The effect is incredibly convincing. As Dr. Chris French, academician of scientific discipline and anomalistic psychology at Goldsmiths, University of London, explains, “It will generate a awfully sturdy impression that the movement is being caused by some outside agency, however it’s not.” alternative devices, reminiscent of rhabdomancy rods, or a lot of recently, the faux bomb detection kits that deceived voluminous international governments and armed services, work on a similar principle of non-conscious movement. “The factor regarding of these mechanisms we’re talking about, dowsing rods, Oujia boards, pendulums, these little tables, they’re all devices whereby a quite small muscular movement can cause quite a giant effect,” he says. Planchettes, in particular, are well-suited for his or her task—many wont to be created of a lightweight wood board and fitted with little casters to assist them move a lot of swimmingly and freely; now, they’re typically plastic and have felt feet, that additionally help it slide over the board easily.
“You do far better with the Ouija board on queries that you simply really don’t assume you recognize, however truly one thing within you will know and therefore the Ouija will assist you answer higher than chance,” says Fels.
UBC’s experiments show that the Ouija might be a awfully great tool in strictly work non-conscious thought processes. “Now that we’ve got some hypotheses in terms of what’s occurring here, accessing information and psychological feature skills that you simply don’t have aware awareness of, [the Ouija board board] would be an instrument to truly get at that,” Fels explains. “Now we will begin victimisation it to raise alternative styles of queries.”
Those types of questions embody what quantity and what the non-conscious mind knows, how briskly it can learn, however it remembers, even how it amuses itself, if it does. This unveil even a lot of avenues of exploration—for example, if there are 2 or more systems of knowledge processes, that system is more compact by neurodegenerative diseases, reminiscent of Alzheimer’s? If it impacted the non-conscious earlier, Rensink hypothesizes, indications of the sickness might show up in Ouija board manipulation, presumably even before being detected in aware thought.
For the moment, the researchers are functioning on lockup down their findings in an exceedingly second study and firming up protocol around victimisation the Ouija as a tool. However, they’re running up against a problem—funding. “The classic funding agencies don’t need to be related to this, it looks a small amount too out there,” aforesaid Rensink. All the work they’ve done thus far has been volunteer, with Rensink himself paying for a few of the experiment’s costs. To get around this issue, they’re trying to crowd-funding to create up the gap.

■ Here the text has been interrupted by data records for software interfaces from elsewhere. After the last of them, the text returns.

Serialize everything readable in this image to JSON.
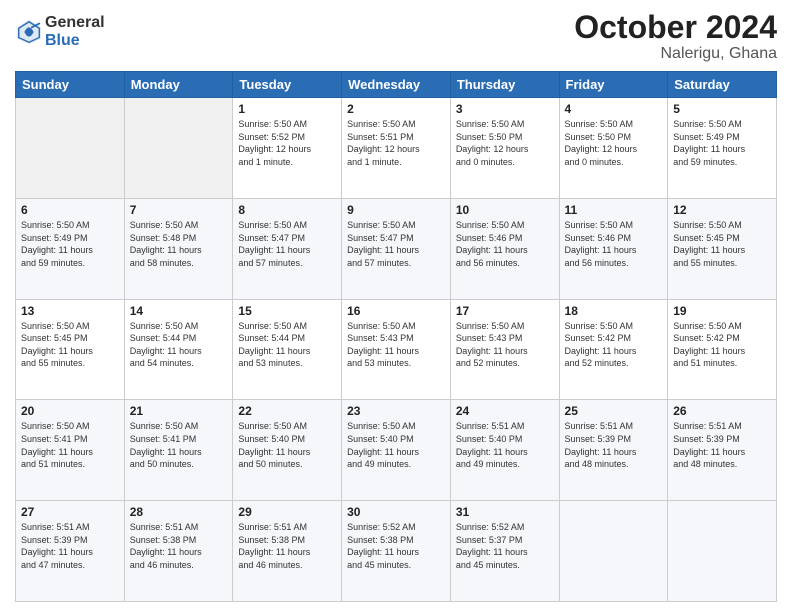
{
  "logo": {
    "general": "General",
    "blue": "Blue"
  },
  "header": {
    "month": "October 2024",
    "location": "Nalerigu, Ghana"
  },
  "weekdays": [
    "Sunday",
    "Monday",
    "Tuesday",
    "Wednesday",
    "Thursday",
    "Friday",
    "Saturday"
  ],
  "weeks": [
    [
      {
        "day": "",
        "info": ""
      },
      {
        "day": "",
        "info": ""
      },
      {
        "day": "1",
        "info": "Sunrise: 5:50 AM\nSunset: 5:52 PM\nDaylight: 12 hours\nand 1 minute."
      },
      {
        "day": "2",
        "info": "Sunrise: 5:50 AM\nSunset: 5:51 PM\nDaylight: 12 hours\nand 1 minute."
      },
      {
        "day": "3",
        "info": "Sunrise: 5:50 AM\nSunset: 5:50 PM\nDaylight: 12 hours\nand 0 minutes."
      },
      {
        "day": "4",
        "info": "Sunrise: 5:50 AM\nSunset: 5:50 PM\nDaylight: 12 hours\nand 0 minutes."
      },
      {
        "day": "5",
        "info": "Sunrise: 5:50 AM\nSunset: 5:49 PM\nDaylight: 11 hours\nand 59 minutes."
      }
    ],
    [
      {
        "day": "6",
        "info": "Sunrise: 5:50 AM\nSunset: 5:49 PM\nDaylight: 11 hours\nand 59 minutes."
      },
      {
        "day": "7",
        "info": "Sunrise: 5:50 AM\nSunset: 5:48 PM\nDaylight: 11 hours\nand 58 minutes."
      },
      {
        "day": "8",
        "info": "Sunrise: 5:50 AM\nSunset: 5:47 PM\nDaylight: 11 hours\nand 57 minutes."
      },
      {
        "day": "9",
        "info": "Sunrise: 5:50 AM\nSunset: 5:47 PM\nDaylight: 11 hours\nand 57 minutes."
      },
      {
        "day": "10",
        "info": "Sunrise: 5:50 AM\nSunset: 5:46 PM\nDaylight: 11 hours\nand 56 minutes."
      },
      {
        "day": "11",
        "info": "Sunrise: 5:50 AM\nSunset: 5:46 PM\nDaylight: 11 hours\nand 56 minutes."
      },
      {
        "day": "12",
        "info": "Sunrise: 5:50 AM\nSunset: 5:45 PM\nDaylight: 11 hours\nand 55 minutes."
      }
    ],
    [
      {
        "day": "13",
        "info": "Sunrise: 5:50 AM\nSunset: 5:45 PM\nDaylight: 11 hours\nand 55 minutes."
      },
      {
        "day": "14",
        "info": "Sunrise: 5:50 AM\nSunset: 5:44 PM\nDaylight: 11 hours\nand 54 minutes."
      },
      {
        "day": "15",
        "info": "Sunrise: 5:50 AM\nSunset: 5:44 PM\nDaylight: 11 hours\nand 53 minutes."
      },
      {
        "day": "16",
        "info": "Sunrise: 5:50 AM\nSunset: 5:43 PM\nDaylight: 11 hours\nand 53 minutes."
      },
      {
        "day": "17",
        "info": "Sunrise: 5:50 AM\nSunset: 5:43 PM\nDaylight: 11 hours\nand 52 minutes."
      },
      {
        "day": "18",
        "info": "Sunrise: 5:50 AM\nSunset: 5:42 PM\nDaylight: 11 hours\nand 52 minutes."
      },
      {
        "day": "19",
        "info": "Sunrise: 5:50 AM\nSunset: 5:42 PM\nDaylight: 11 hours\nand 51 minutes."
      }
    ],
    [
      {
        "day": "20",
        "info": "Sunrise: 5:50 AM\nSunset: 5:41 PM\nDaylight: 11 hours\nand 51 minutes."
      },
      {
        "day": "21",
        "info": "Sunrise: 5:50 AM\nSunset: 5:41 PM\nDaylight: 11 hours\nand 50 minutes."
      },
      {
        "day": "22",
        "info": "Sunrise: 5:50 AM\nSunset: 5:40 PM\nDaylight: 11 hours\nand 50 minutes."
      },
      {
        "day": "23",
        "info": "Sunrise: 5:50 AM\nSunset: 5:40 PM\nDaylight: 11 hours\nand 49 minutes."
      },
      {
        "day": "24",
        "info": "Sunrise: 5:51 AM\nSunset: 5:40 PM\nDaylight: 11 hours\nand 49 minutes."
      },
      {
        "day": "25",
        "info": "Sunrise: 5:51 AM\nSunset: 5:39 PM\nDaylight: 11 hours\nand 48 minutes."
      },
      {
        "day": "26",
        "info": "Sunrise: 5:51 AM\nSunset: 5:39 PM\nDaylight: 11 hours\nand 48 minutes."
      }
    ],
    [
      {
        "day": "27",
        "info": "Sunrise: 5:51 AM\nSunset: 5:39 PM\nDaylight: 11 hours\nand 47 minutes."
      },
      {
        "day": "28",
        "info": "Sunrise: 5:51 AM\nSunset: 5:38 PM\nDaylight: 11 hours\nand 46 minutes."
      },
      {
        "day": "29",
        "info": "Sunrise: 5:51 AM\nSunset: 5:38 PM\nDaylight: 11 hours\nand 46 minutes."
      },
      {
        "day": "30",
        "info": "Sunrise: 5:52 AM\nSunset: 5:38 PM\nDaylight: 11 hours\nand 45 minutes."
      },
      {
        "day": "31",
        "info": "Sunrise: 5:52 AM\nSunset: 5:37 PM\nDaylight: 11 hours\nand 45 minutes."
      },
      {
        "day": "",
        "info": ""
      },
      {
        "day": "",
        "info": ""
      }
    ]
  ]
}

albeit they don’t succeed, the UBC team has managed to make smart on one among the claims of the first Ouija board advertisements: The board will provide a link between the far-famed and therefore the unknown. simply not the unknown that everybody wished to believe it was.